“I have called for immediate action from the administration and from Congress to build a safe, orderly, and controlled immigration system where all people are treated with dignity and respect. The American promise is a special thing. We must live up to it.”
Florida lawmakers this week officially kicked off the process of redrawing the state’s Congressional lines ahead of the 2022 elections. That included unveiling a new redistricting website launched Wednesday, which lawmakers and the general public can use to generate maps for consideration. That means Congress members and their supporters can get a close look at the census data for their districts and the area surrounding them.
Drawing lines for now 28 congressional districts in Florida will prove a technical and political challenge. Federal law demands near-perfectly divided districts for the Congressional seats. Based on the 2020 count of residents, the ideal population would make each district home to 769,221 people. The Legislature may vary districts in size by one person.
Based on the current lines, for just 27 districts based on the 2010 Census, which means every district in Florida will change to some degree. Under existing lines, the most populous district is Florida’s 9th Congressional District, represented now by Kissimmee Democrat Darren Soto. Meanwhile, a half dozen jurisdictions are between 2% and 6% under the necessary population, including Florida’s 2nd, 4th, 5th, 13th, 24th, and 27th Congressional Districts. That set includes some battlegrounds, most notably those represented by St. Petersburg Democrat Charlie Crist, who’s running for Governor in 2022, and Miami Republican Maria Elvira Salazar, who flipped her district red in 2020.
Biden tapped a South Florida real estate magnate, longtime Democratic donor, and past chair of a Biden presidential campaign to serve as the new U.S. ambassador to Belgium.
The official title is Ambassador Extraordinary and Plenipotentiary to the Kingdom of Belgium.
Adler was one of three ambassador nominees announced Wednesday. Others include California nonprofit Heluna Health Chair Erik Ramanathan, nominated to represent the U.S. in Sweden, and Georgia state Rep. Calvin Smyre, picked as ambassador to the Dominican Republic.

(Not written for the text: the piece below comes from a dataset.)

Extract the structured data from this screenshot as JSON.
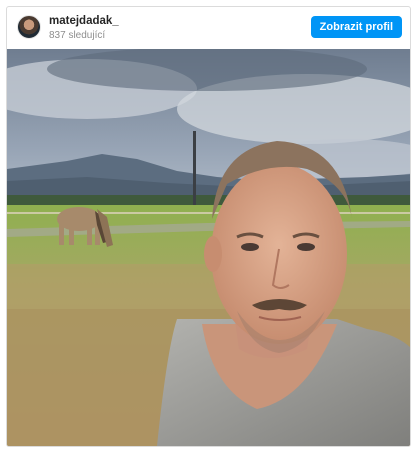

Adler and Ramanathan fundraised for Biden’s 2020 presidential run. Both also brought significant donations for the campaigns of former President Barack Obama.

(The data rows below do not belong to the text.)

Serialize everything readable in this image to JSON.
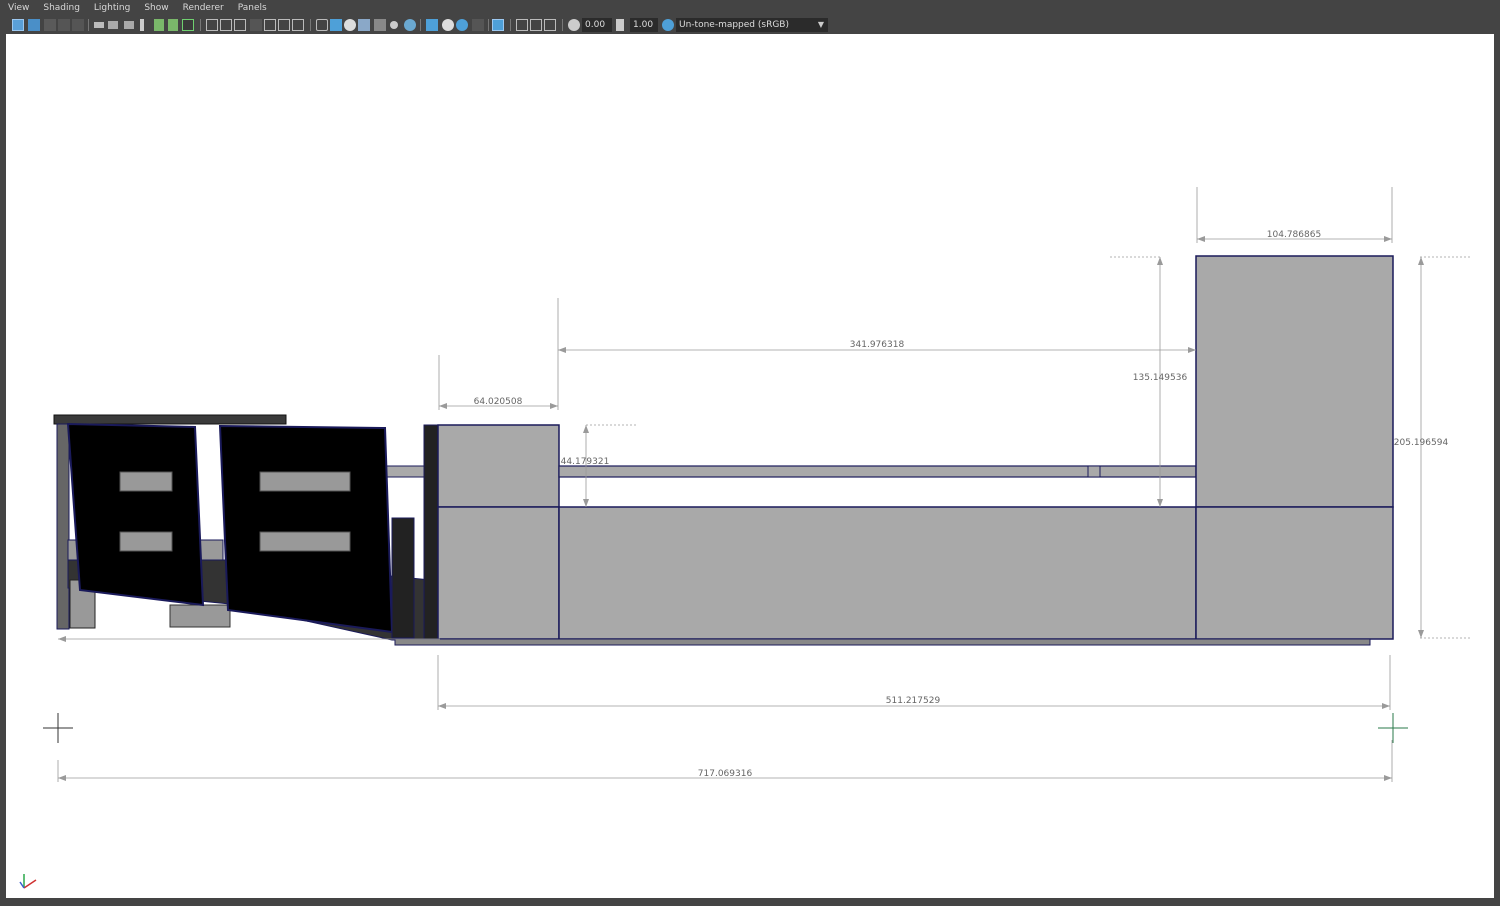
{
  "menus": [
    "View",
    "Shading",
    "Lighting",
    "Show",
    "Renderer",
    "Panels"
  ],
  "toolbar": {
    "exposure_value": "0.00",
    "gamma_value": "1.00",
    "color_space": "Un-tone-mapped (sRGB)",
    "icons": [
      "select-camera-icon",
      "camera-attributes-icon",
      "bookmark-icon",
      "image-plane-icon",
      "grid-icon",
      "film-gate-icon",
      "resolution-gate-icon",
      "gate-mask-icon",
      "field-chart-icon",
      "safe-action-icon",
      "safe-title-icon",
      "wireframe-icon",
      "smooth-shade-icon",
      "default-material-icon",
      "textured-icon",
      "use-all-lights-icon",
      "shadows-icon",
      "screen-space-ao-icon",
      "motion-blur-icon",
      "anti-aliasing-icon",
      "isolate-select-icon",
      "xray-icon",
      "xray-joints-icon",
      "backface-culling-icon",
      "exposure-icon",
      "gamma-icon",
      "color-management-icon"
    ]
  },
  "dimensions": [
    {
      "id": "dim-top-right-width",
      "value": "104.786865"
    },
    {
      "id": "dim-center-span",
      "value": "341.976318"
    },
    {
      "id": "dim-right-inner-height",
      "value": "135.149536"
    },
    {
      "id": "dim-right-total-height",
      "value": "205.196594"
    },
    {
      "id": "dim-left-block-width",
      "value": "64.020508"
    },
    {
      "id": "dim-left-block-height",
      "value": "44.179321"
    },
    {
      "id": "dim-counter-length",
      "value": "511.217529"
    },
    {
      "id": "dim-overall-length",
      "value": "717.069316"
    }
  ],
  "colors": {
    "viewport_bg": "#ffffff",
    "panel_fill": "#a9a9a9",
    "edge_outline": "#1a1a5a",
    "door_fill": "#000000",
    "dimension_line": "#9a9a9a"
  }
}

On this day
Sept. 24, 1789 — “First Supreme Court established” via History.com — Congress passes the Judiciary Act of 1789 and signed by President George Washington, establishing the Supreme Court of the United States as a tribunal made up of six justices who were to serve on the court until death or retirement. President Washington nominated John Jay to preside as chief justice, and John Rutledge, William Cushing, John Blair, Robert Harrison, and James Wilson to be associate justices. The Constitution granted the Supreme Court ultimate authority over all laws, especially those whose constitutionality was at issue.
Sept. 24, 1996 — “Bill Clinton signs Comprehensive Nuclear Test Ban Treaty” via Council on Foreign Relations — President Clinton signed the treaty, which bars signatory countries from exploding nuclear devices. In signing the treaty with the same pen that John F. Kennedy used three decades earlier to sign the Limited Test Ban Treaty, Clinton called CTBT “the longest-sought, hardest-fought prize in arms control history.” Clinton didn’t realize at the time how accurate and prophetic his statement was. CTBT faced substantial Republican opposition from the start. When CTBT finally came to a vote in 1999, it fell well short of the two-thirds vote needed for passage, one of just 21 treaties defeated on the floor of the Senate.
Best wishes to Rep. Mario Diaz-Balart, who turns 60 on Saturday, Sept. 25, and to Rep. Debbie Wasserman Schultz, who turns 55 on Monday, Sept. 27.
Delegation is published by Peter Schorsch and compiled by Jacob Ogles, with contributions by Scott Powers and Jesse Scheckner.